TASK DIRECTIONS: If a line in the records below contains the word "Search", copy it.
=== DATA EXTRACT ===
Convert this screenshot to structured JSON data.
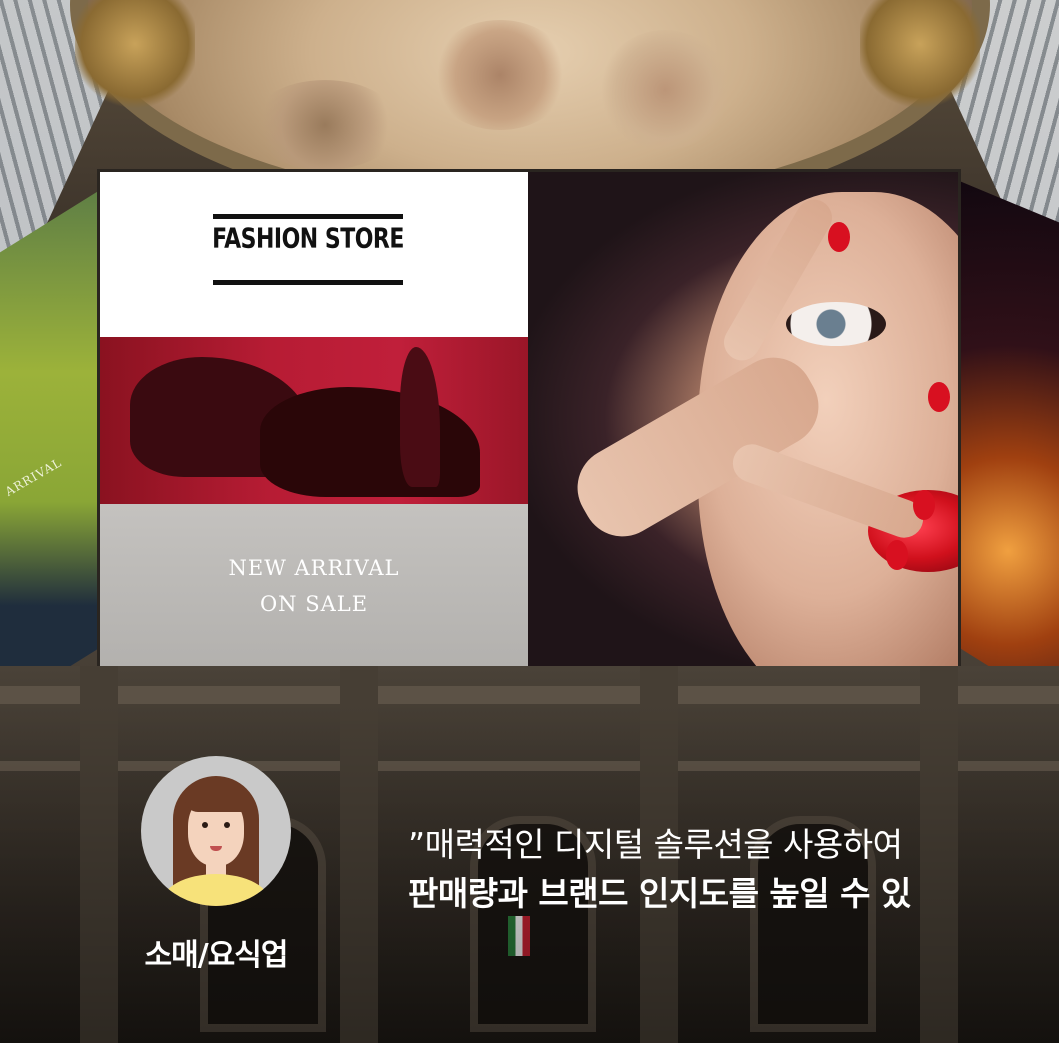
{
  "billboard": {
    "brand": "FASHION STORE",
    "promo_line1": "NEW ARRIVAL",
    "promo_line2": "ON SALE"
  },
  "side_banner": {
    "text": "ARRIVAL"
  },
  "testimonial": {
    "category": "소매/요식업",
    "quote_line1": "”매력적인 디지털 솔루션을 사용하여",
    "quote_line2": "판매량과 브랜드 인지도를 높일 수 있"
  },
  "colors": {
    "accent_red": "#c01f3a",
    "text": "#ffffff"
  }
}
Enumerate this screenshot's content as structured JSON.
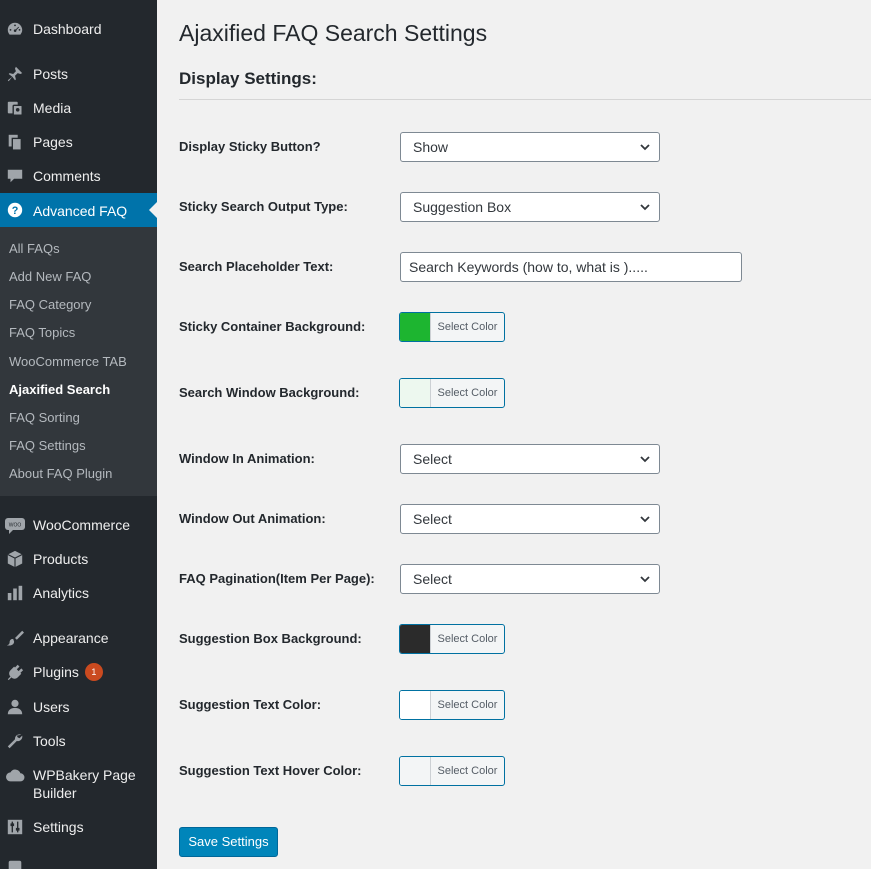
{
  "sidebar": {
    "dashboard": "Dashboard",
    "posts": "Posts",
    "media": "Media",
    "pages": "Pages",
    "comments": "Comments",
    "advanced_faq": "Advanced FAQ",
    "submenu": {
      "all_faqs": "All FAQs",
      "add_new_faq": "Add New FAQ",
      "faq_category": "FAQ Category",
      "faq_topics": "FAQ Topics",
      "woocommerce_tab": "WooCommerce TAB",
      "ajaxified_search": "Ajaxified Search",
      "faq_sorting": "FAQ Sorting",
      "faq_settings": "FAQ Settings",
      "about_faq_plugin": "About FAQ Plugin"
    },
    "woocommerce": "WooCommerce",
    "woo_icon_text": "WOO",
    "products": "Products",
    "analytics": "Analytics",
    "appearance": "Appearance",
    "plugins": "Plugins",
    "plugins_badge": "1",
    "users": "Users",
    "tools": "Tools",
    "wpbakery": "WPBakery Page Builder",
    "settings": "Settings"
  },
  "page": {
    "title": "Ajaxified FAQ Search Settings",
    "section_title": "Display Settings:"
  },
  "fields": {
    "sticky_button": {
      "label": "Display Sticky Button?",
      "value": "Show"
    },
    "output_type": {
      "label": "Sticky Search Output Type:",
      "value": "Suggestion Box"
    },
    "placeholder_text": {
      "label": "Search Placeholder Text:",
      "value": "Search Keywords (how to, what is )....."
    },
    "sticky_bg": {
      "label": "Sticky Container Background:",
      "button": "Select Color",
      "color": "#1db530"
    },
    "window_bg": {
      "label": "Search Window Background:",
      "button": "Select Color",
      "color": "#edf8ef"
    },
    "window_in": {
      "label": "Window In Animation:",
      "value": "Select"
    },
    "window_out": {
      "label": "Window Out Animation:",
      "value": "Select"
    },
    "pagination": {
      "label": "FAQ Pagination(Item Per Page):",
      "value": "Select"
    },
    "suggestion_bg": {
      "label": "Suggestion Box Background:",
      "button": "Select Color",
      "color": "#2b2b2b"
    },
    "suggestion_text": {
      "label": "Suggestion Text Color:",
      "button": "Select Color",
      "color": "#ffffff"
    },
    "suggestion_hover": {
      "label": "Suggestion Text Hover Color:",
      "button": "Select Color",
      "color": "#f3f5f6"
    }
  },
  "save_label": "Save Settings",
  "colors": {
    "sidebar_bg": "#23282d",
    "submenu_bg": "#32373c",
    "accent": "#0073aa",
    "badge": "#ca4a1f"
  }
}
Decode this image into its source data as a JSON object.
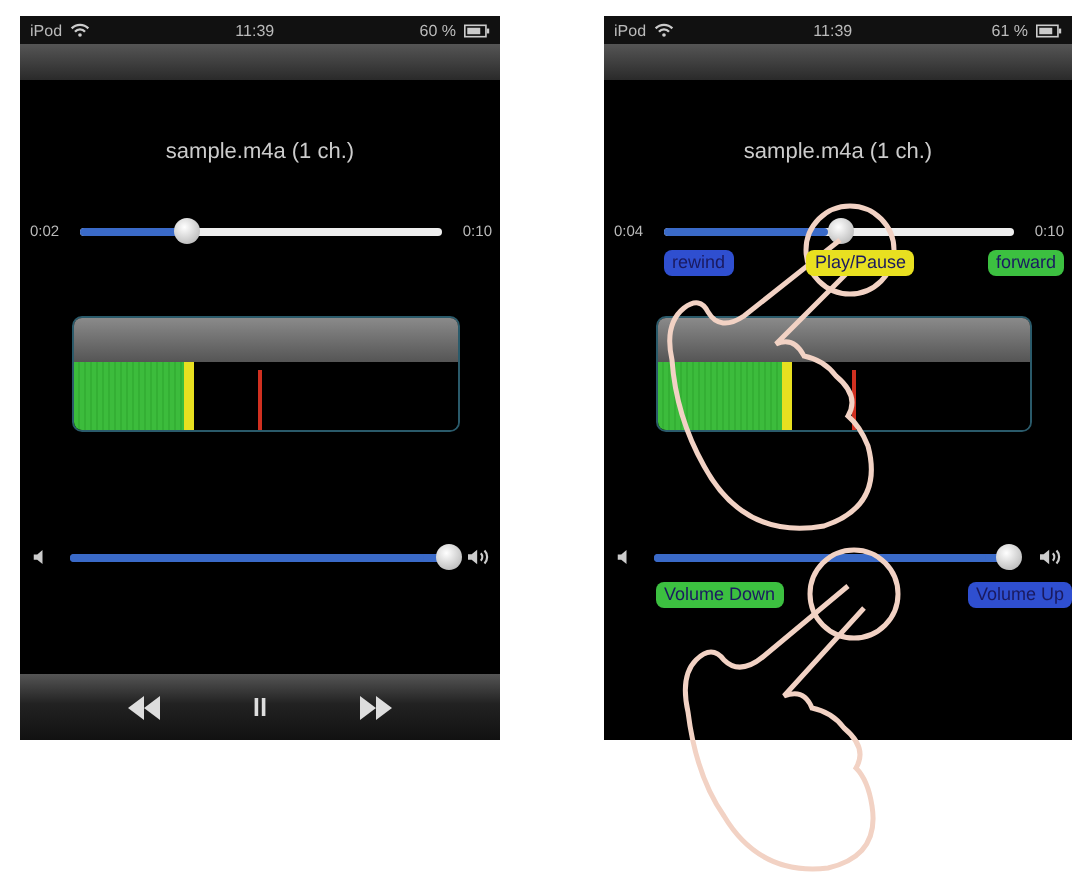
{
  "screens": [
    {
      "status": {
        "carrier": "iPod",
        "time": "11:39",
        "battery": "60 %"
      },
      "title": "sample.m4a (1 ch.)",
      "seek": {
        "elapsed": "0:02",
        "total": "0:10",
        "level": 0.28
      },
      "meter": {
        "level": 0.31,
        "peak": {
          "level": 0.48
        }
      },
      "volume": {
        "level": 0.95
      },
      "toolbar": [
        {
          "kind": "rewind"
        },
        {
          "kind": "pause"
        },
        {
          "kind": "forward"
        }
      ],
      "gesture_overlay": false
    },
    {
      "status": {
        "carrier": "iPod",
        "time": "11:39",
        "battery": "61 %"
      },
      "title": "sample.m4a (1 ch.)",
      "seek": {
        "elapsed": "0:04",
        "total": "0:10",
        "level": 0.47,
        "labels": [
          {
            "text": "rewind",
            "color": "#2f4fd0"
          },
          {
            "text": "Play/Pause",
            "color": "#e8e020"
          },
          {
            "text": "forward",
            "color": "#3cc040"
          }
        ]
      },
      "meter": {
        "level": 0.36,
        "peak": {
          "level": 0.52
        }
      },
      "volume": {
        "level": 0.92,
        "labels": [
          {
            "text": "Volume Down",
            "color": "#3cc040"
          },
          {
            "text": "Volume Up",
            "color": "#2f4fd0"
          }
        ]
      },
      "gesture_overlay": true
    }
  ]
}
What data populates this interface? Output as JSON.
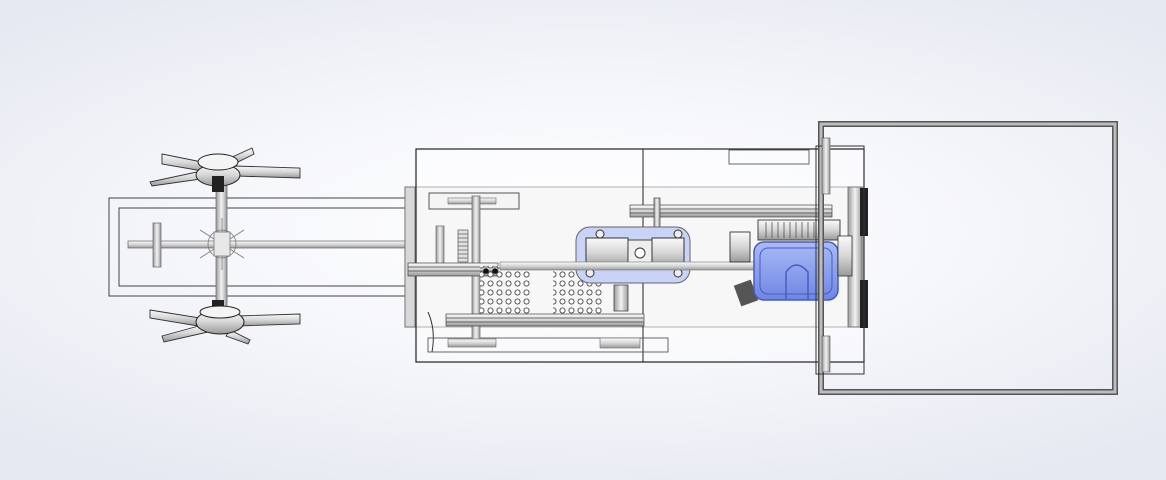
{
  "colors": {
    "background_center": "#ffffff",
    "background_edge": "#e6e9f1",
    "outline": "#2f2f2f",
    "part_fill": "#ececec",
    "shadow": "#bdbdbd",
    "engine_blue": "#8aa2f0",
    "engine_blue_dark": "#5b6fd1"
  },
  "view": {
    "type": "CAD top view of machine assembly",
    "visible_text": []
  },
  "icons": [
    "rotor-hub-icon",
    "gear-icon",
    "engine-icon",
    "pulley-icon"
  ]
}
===
FINISHED EXERCISE:
      "ajaxified_search": "Ajaxified Search",
    "title": "Ajaxified FAQ Search Settings",
      "label": "Sticky Search Output Type:",
      "label": "Search Placeholder Text:",
      "value": "Search Keywords (how to, what is )....."
      "label": "Search Window Background:",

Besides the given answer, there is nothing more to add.